SB 5225 Increase access to the Working Connections Child Care Program (WCCC). 1) expands eligibility for WCCC assistance to include child care employees with incomes up to 85 percent of the state median income (SMI); 2) allows WCCC eligibility to include a parent or guardian participating in a specialty court or therapeutic court within the prior six months; and 3) prohibits the state from considering the immigration status of an applicant or consumer’s child when determining WCCC eligibility. The budget includes funding ($13.396 million) to implement the eligibility changes proposed by SB 5225. Bill was referred to the Governor for signature on April 18.
SB 5316 Background checks and licensing fees for programs administered by the Division of Children, Youth & Families (DCYF). DCYF must pay the background check fees charged by the Washington State Patrol and the FBI for all foster care and child care applicants and service providers. A provision that would have prohibited the charging of licensing fees was removed in a floor amendment. The budget includes $3.142 million to implement SB 5316. Bill referred to the Governor for signature on April 24.
HB 1106 Qualifications for unemployment insurance when an individual voluntarily leaves work.
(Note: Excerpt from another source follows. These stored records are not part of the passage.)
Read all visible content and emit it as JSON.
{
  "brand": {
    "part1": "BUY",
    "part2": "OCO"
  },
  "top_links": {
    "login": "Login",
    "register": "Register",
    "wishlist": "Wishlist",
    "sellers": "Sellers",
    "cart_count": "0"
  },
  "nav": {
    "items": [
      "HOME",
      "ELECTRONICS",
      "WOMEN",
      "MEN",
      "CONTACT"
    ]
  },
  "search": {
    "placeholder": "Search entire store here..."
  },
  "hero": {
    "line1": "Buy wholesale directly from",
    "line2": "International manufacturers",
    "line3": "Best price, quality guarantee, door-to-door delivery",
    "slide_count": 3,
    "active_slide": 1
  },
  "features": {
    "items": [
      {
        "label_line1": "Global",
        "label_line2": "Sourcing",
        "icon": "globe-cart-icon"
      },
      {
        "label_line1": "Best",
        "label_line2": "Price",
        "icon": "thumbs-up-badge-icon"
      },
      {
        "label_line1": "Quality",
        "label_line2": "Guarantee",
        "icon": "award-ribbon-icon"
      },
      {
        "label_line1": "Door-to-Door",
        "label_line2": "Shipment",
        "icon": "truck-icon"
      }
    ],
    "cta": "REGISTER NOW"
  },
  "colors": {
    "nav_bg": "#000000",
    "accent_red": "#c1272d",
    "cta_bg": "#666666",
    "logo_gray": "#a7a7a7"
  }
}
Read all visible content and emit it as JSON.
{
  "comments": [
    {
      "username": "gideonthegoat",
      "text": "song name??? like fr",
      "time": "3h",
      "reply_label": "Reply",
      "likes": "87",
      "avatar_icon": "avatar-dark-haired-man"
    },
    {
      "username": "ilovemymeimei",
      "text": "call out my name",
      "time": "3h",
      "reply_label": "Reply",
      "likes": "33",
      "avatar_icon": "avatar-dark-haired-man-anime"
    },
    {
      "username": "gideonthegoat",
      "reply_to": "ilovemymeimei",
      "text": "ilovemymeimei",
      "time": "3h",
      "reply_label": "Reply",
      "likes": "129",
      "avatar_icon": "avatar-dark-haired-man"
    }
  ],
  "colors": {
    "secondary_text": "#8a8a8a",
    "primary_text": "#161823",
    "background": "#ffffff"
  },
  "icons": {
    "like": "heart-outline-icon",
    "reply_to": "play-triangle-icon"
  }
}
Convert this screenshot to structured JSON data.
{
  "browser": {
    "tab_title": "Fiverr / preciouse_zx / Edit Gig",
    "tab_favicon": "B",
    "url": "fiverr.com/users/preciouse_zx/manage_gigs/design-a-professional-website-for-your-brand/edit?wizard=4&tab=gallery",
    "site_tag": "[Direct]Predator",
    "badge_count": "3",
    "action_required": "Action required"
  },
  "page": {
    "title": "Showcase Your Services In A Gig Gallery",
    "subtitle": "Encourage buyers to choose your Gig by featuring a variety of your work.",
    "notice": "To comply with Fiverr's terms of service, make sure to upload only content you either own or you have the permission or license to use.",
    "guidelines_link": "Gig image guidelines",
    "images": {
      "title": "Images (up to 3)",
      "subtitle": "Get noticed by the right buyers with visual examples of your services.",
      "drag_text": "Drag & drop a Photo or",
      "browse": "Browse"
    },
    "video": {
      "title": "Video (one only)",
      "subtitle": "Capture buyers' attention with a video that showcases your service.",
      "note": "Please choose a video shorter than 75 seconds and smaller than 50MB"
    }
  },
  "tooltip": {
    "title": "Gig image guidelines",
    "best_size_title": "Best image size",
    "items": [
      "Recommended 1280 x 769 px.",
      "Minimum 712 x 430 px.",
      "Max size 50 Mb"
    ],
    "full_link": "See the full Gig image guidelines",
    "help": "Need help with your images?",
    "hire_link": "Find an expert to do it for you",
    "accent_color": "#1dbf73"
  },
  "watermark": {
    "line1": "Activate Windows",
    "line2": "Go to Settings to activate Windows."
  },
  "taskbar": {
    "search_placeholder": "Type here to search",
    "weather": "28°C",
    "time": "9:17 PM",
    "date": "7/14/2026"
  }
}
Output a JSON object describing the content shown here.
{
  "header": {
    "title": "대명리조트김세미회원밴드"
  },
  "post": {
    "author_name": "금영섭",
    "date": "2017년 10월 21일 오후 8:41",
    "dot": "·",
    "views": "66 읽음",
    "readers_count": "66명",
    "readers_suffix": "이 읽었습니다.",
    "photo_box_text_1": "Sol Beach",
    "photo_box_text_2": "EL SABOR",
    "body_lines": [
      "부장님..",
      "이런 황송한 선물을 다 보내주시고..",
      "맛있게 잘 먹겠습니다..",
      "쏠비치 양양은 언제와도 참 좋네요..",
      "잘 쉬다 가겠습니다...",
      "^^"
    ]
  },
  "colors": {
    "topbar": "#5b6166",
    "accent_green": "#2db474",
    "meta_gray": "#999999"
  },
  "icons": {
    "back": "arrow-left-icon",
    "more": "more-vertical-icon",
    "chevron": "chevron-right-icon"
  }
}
Beginning July 7, 2024, through July 8, 2029, a claimant for unemployment benefits has good cause and is not disqualified from benefits when the separation from employment was necessary because the person was unable to access care for a child or a vulnerable adult. Bill was referred to the Governor for signature on April 18.
HB 1199 Licensed childcare in common interest communities. Prohibits an association of unit owners in a common interest community, e.g., condominiums or plat communities, from prohibiting, unreasonably restricting or limiting the use of a unit as a licensed family home child care or center. Bill was referred to the Governor for signature on April 19.
HB 1525 Eligibility for Working Connections Child Care. Provides eligibility for WCCC for the first 12 months of enrollment in a state registered apprenticeship program. Requires that household income not exceed 75 percent SMI at the time of application. The budget includes $2.7 million to implement HB 1525. Bill was referred to the Governor for signature on April 20.
HB 1550 Assist eligible children in need of additional preparation to be successful in kindergarten. Establishes the Transition to Kindergarten (TTK) Program with responsibilities for the Office of the Superintendent of Public Instruction and DCYF (including implementation of a data system). As of August 31, 2024, operation of Transitional Kindergarten programs is prohibited. Early entry to kindergarten is limited to children likely to be successful in kindergarten by the 2024-25 school year. The bill specifies that the TTK Program is not part of state basic education; charter schools will be permitted to operate TTK programs. Weaker than early learning advocates had hoped, there should be opportunities to shape the TTK Program in the rulemaking process. The budget includes $114.028 million in state and federal funds for TTK. Bill was referred to the Governor for signature on April 23.
If you have been following early care and education, thank you! Do reach out to your senator and representatives to let them know you appreciate the attention given to early care and education in the 2023 Legislative Session. Contact Karen Tvedt, firstname.lastname@example.org if you have questions.